Executive order designates Philly as a safe haven for gender-affirming care

Philadelphia Mayor Jim Kenney signs an executive order protecting trans and gender-expansive individuals seeking gender-affirming care in the city. (Screenshot: City of Philadelphia Government Facebook page)
Philadelphia Mayor Jim Kenney signs an executive order protecting trans and gender-expansive individuals seeking gender-affirming care in the city. (Screenshot: City of Philadelphia Government Facebook page)

Mayor Jim Kenney on Tuesday signed an executive order that protects trans and gender-expansive individuals seeking and receiving gender-affirming care in Philadelphia, as well as local health care professionals who provide that care.

“This executive order demonstrates once again that Philadelphia truly is a welcoming city, a place where all people can be treated fairly with dignity and respect,” Kenney said at a press conference where he signed the order. 

Executive order 4-23 states that “all members of the executive branch shall, to the fullest extent of their authority and ability, take steps to protect the ability of individuals and entities in Philadelphia to seek, travel to obtain, provide, receive, or assist in providing and receiving gender-affirming health care services.” 

The order prohibits local government officials from giving information to or aiding investigations that would penalize residents or visitors who seek gender-affirming care in Philly, barring state or federal law requirements.

Plus, the order dictates that if state or federal laws criminalize gender-affirming health care, Philadelphia lawmakers will “deprioritize enforcement of crimes related to providing or receiving such gender-affirming health care services.” 

“This executive order reflects the city’s commitment to the full inclusion of the LGBTQ+ community, and strengthens Philadelphia’s reputation as a welcoming city,” Josie Pickens, chief diversity, equity and inclusion officer in the Mayor’s Office of Diversity, Equity and Inclusion, said at the press conference.

In a political climate where legislators in many U.S. states are restricting and banning gender-affirming care for trans people, this executive order is seen as a much-needed safeguard for trans and gender-expansive individuals who need gender-affirming care. 

“Our transgender and gender-expansive community is a vital part of our city — as parents, neighbors, friends, family, co-workers, business owners, city employees and so much more,” Celena Morrison, executive director of the city’s Office of LGBT Affairs, said at the press conference. “As such, Philadelphia and this administration has long been committed to promoting the equal rights and protections of trans and gender-expansive communities.

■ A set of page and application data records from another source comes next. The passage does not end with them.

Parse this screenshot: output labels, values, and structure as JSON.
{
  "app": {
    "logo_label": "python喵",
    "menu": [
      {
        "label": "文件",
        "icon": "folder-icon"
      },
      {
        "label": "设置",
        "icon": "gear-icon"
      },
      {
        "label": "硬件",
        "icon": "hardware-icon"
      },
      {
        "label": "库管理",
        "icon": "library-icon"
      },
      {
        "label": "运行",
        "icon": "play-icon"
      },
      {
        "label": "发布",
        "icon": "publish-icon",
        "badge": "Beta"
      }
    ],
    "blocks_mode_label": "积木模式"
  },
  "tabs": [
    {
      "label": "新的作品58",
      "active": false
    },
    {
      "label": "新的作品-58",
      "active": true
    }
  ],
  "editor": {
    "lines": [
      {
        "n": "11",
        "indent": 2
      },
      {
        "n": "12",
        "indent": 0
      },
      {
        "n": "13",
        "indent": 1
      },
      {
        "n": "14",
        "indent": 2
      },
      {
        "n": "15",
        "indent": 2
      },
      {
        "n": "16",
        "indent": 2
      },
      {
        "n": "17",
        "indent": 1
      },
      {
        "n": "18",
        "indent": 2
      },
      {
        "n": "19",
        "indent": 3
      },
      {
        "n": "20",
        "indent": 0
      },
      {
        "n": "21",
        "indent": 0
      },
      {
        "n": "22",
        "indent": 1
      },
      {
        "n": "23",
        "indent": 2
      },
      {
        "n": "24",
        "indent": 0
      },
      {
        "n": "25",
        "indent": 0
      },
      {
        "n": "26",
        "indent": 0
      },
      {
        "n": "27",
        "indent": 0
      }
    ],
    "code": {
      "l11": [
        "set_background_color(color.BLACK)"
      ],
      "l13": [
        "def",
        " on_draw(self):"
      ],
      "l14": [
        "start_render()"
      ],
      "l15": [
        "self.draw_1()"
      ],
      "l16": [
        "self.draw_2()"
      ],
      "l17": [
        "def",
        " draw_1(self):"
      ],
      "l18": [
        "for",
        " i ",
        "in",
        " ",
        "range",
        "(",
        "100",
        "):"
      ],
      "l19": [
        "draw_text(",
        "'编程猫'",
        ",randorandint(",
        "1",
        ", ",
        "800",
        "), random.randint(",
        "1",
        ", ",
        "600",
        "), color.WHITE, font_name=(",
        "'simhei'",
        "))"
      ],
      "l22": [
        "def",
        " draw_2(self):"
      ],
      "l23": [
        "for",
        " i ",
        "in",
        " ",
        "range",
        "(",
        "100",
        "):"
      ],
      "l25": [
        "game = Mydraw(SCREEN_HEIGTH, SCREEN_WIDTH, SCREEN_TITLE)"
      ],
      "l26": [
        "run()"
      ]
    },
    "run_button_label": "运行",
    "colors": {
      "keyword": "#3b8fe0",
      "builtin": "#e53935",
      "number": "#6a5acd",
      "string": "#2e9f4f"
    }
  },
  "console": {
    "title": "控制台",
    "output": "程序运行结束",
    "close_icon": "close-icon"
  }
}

The Philadelphia Fair Practices Ordinance already prohibits discrimination based on a person’s gender identity, but our transgender and gender-expansive community is still under attack.”

Currently, five U.S. states passed outright bans on best practice medical care for trans youth, according to the Movement Advancement Project. Those states are Florida, Alabama, Oklahoma, North Dakota and Idaho. Twenty-one U.S. states have passed bans on best practice medical and surgical care for trans youth, but thanks to legal challenges, not all state bans are necessarily in effect. Pennsylvania currently has no such ban.

“People are in search of new affirming places to call home, and Philadelphia shines as a beacon of safety,” Darius McLean, chief operating officer at William Way LGBT Community Center, said at the press conference. “With LGBTQ+ nondiscrimination protections that go above and beyond what even the state of Pennsylvania currently offers, Philadelphia has positioned itself as a refuge for our community and parents who wish to raise their kids in an LGBTQ+-affirming place.”

The Movement Advancement Project also indicates that Pennsylvania does not currently have a shield law that protects access to transgender health care, nor does it have a law that bans health insurance providers from excluding coverage of gender-affirming health care.

“Today’s executive order sends a message that we love our trans family and want you here in Philadelphia,” Sultan Shakir, president and executive officer at Mazzoni Center, said at the press conference. “Today’s executive order also sends a message that we respect and value our medical providers here in Philadelphia — our doctors or nurses or medical assistants, our front desk staff, our facility staff, all of whom are working to provide care to a community that is increasingly under attack.”

Bri Golphin, organizer with Philly Trans March, has been advocating and fighting with other local activists, separate from the Office of LGBT Affairs, for Philadelphia to become a safe haven for gender-affirming care. 

“An actual legislative bill would have have been better instead of this executive order,” Golphin told PGN. “That’s what we were aiming for.”

The order also states that people in city jails will have access to “medically necessary gender-affirming health care that is appropriate to the duration of custody and consistent with the recommendations of their health care providers, accepted gender-affirming health standards, departmental policies and applicable law.”

“If it’s actually implemented,” Golphin said. “There’s other folks doing work around [trans people] who are in city jails, and they’re telling me that folks can’t even get their actual medication. Also, how are folks in city jails going to know about this law? I doubt some of the [corrections officers] would even mention it.”

Passing an executive order of this nature “is something that we’ve been calling for as a call to action for human rights in the trans community for many, many years,” human rights advocate Kendall Stephens told PGN.

“A lot of our rights have been erased in every system you can imagine,” Stephens added. “It’s a relief to know that the medical system, at least in Philadelphia, is one system where we can expect to have our dignity.”

Stephens has and continues to benefit from gender-affirming care, she said. “I do not believe that I would still be alive today if I had been denied that care throughout my lived experience as a transgender woman.”